*ASSIGNMENT*: The entries should be given again so that each one matches the original exactly.

** EXERCISE DATA follows **

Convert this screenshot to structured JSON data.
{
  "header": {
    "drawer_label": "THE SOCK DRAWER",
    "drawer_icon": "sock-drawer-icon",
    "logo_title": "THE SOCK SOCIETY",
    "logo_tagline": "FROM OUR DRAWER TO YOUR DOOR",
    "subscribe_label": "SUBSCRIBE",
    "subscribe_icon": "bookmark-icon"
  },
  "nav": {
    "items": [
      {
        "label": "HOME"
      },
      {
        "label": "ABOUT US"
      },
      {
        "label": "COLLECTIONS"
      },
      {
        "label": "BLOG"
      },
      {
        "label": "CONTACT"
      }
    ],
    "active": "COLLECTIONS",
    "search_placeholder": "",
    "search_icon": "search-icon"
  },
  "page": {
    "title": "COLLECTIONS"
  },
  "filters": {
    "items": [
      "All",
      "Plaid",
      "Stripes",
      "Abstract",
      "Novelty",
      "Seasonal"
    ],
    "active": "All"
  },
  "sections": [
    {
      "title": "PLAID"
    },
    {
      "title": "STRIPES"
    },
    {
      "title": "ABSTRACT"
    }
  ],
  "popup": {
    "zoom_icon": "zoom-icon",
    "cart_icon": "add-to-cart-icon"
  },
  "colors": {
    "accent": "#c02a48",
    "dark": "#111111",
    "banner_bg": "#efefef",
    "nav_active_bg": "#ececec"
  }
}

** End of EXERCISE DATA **

*TASK RESULT*:
Convert this screenshot to structured JSON data.
{
  "header": {
    "drawer_label": "THE SOCK DRAWER",
    "drawer_icon": "sock-drawer-icon",
    "logo_title": "THE SOCK SOCIETY",
    "logo_tagline": "FROM OUR DRAWER TO YOUR DOOR",
    "subscribe_label": "SUBSCRIBE",
    "subscribe_icon": "bookmark-icon"
  },
  "nav": {
    "items": [
      {
        "label": "HOME"
      },
      {
        "label": "ABOUT US"
      },
      {
        "label": "COLLECTIONS"
      },
      {
        "label": "BLOG"
      },
      {
        "label": "CONTACT"
      }
    ],
    "active": "COLLECTIONS",
    "search_placeholder": "",
    "search_icon": "search-icon"
  },
  "page": {
    "title": "COLLECTIONS"
  },
  "filters": {
    "items": [
      "All",
      "Plaid",
      "Stripes",
      "Abstract",
      "Novelty",
      "Seasonal"
    ],
    "active": "All"
  },
  "sections": [
    {
      "title": "PLAID"
    },
    {
      "title": "STRIPES"
    },
    {
      "title": "ABSTRACT"
    }
  ],
  "popup": {
    "zoom_icon": "zoom-icon",
    "cart_icon": "add-to-cart-icon"
  },
  "colors": {
    "accent": "#c02a48",
    "dark": "#111111",
    "banner_bg": "#efefef",
    "nav_active_bg": "#ececec"
  }
}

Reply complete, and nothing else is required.